As in a film, music can be used to soundtrack your life, leading you to think certain things about your surroundings. For example, Disney uses sound to give theme park visitors the impression of entering new worlds and to create a natural barrier between attractions such as Main Street U.S.A. and Tomorrowland. Music can also lead you to behave in a certain way. The primal drums of Journey's "Eye of the Tiger" might make you feel pumped, while Adele's "Someone Like You" will make you reach for a hanky. Here's how you can use sound to get more focused at work:
Cue the Strings
Beckerman admits there's no science to this, but certain instruments do express certain feelings, and over time you get used to them. Strings can convey warmth, passion, and feeling uplifted, which is partly the reason people suggest classical music for studying. The ebb and flow of the strings isn't just good background music, it can make you more alert and energized.
If you're trying to focus, lay off the Depeche Mode and Madonna. While synthesized instruments sound incredibly modern, writes Beckerman, they can take you out of the moment, making you think too far ahead. They're also too futuristic. Likewise, electric guitar, which cues images of youthful rebellion and energy, may distract you from the task at hand. Instead, opt for music that's made with real instruments or electronica on the ambient side.
Coffee houses were practically built on folk music, which is why people associate them with each other. If you're trying to concentrate take a page from their book and slow the tempo down. You'll take more time to think things through and won't feel as rushed. The task will feel meaningful, your space more inviting, and the soft sounds will put you at ease. Soul, jazz, and indie rock are all great for this, as are singers with low, smoky voices (think Nina Simone).
Don't Tune Out Everything

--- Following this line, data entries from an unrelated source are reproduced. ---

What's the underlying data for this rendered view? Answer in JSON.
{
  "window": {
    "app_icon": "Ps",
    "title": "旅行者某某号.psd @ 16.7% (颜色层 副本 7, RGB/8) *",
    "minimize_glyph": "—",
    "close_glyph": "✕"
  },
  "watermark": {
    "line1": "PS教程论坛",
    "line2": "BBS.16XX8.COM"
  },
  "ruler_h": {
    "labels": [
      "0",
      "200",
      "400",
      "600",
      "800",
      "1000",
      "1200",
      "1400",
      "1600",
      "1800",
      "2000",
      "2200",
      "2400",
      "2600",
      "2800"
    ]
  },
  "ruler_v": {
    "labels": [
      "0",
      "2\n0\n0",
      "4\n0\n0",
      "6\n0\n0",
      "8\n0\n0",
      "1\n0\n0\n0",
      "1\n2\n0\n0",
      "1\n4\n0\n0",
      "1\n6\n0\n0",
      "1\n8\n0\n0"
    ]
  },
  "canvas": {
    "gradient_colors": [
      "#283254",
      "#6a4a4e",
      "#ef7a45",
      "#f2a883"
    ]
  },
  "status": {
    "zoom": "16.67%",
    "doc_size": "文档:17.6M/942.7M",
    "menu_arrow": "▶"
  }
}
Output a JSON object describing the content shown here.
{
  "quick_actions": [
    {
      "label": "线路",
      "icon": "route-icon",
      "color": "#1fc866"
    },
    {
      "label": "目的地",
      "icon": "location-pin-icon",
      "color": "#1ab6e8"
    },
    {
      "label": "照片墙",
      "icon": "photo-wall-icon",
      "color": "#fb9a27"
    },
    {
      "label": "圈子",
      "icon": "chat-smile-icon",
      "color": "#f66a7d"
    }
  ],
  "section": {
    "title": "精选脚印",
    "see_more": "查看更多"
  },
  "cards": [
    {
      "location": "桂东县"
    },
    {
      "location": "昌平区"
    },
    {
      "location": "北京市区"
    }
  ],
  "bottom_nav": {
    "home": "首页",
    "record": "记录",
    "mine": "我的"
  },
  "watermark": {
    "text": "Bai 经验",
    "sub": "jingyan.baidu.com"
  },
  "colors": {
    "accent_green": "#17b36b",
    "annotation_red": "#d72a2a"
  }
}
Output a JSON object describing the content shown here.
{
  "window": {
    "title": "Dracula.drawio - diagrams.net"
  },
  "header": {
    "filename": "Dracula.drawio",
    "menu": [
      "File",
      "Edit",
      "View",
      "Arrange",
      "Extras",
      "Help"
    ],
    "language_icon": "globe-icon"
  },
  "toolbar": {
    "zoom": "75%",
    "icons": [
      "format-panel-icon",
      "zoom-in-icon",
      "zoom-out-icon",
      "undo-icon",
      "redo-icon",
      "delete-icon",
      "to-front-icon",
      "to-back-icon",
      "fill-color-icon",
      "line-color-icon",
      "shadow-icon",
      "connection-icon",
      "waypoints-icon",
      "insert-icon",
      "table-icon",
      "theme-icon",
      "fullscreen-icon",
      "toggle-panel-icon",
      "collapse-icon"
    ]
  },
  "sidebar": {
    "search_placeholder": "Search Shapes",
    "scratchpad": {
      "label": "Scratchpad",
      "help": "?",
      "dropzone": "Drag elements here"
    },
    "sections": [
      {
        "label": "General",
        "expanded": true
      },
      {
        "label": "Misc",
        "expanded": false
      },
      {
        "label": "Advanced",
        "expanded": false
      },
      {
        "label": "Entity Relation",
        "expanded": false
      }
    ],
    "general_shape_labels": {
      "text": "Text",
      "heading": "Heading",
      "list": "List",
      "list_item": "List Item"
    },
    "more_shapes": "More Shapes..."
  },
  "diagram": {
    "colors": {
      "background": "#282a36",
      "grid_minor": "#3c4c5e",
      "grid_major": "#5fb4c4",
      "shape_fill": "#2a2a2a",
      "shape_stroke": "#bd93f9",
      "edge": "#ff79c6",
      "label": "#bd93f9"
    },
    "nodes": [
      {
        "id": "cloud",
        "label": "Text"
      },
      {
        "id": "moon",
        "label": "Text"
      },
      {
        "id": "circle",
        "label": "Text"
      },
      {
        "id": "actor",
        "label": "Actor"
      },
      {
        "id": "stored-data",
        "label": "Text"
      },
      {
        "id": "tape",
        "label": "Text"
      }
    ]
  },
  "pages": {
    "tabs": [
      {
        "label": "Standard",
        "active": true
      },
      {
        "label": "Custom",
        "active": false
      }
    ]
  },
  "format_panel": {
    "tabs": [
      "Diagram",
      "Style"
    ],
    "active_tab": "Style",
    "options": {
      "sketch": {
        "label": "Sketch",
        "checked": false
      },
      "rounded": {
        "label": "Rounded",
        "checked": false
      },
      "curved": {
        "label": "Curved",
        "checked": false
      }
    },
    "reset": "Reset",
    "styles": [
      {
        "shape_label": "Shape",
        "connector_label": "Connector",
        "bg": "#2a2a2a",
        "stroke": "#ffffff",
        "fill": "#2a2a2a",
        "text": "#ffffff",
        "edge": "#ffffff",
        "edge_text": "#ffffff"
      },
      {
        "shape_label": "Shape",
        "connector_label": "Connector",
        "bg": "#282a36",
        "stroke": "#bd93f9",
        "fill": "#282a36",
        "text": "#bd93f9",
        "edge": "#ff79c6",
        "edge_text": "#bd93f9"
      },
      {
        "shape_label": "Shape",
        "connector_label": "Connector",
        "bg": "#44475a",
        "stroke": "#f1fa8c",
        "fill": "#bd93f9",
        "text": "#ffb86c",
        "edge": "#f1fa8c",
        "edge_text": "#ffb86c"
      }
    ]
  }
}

Too much silence may make you uneasy, warns Beckerman, noting sounds help orient people to their surroundings. The human ear isn't equipped with a lid, so true silence doesn't exist. "No matter where you are, no matter how quiet you think that place is, when you sit in it for a while, you'll start to hear this symphony," he jokes.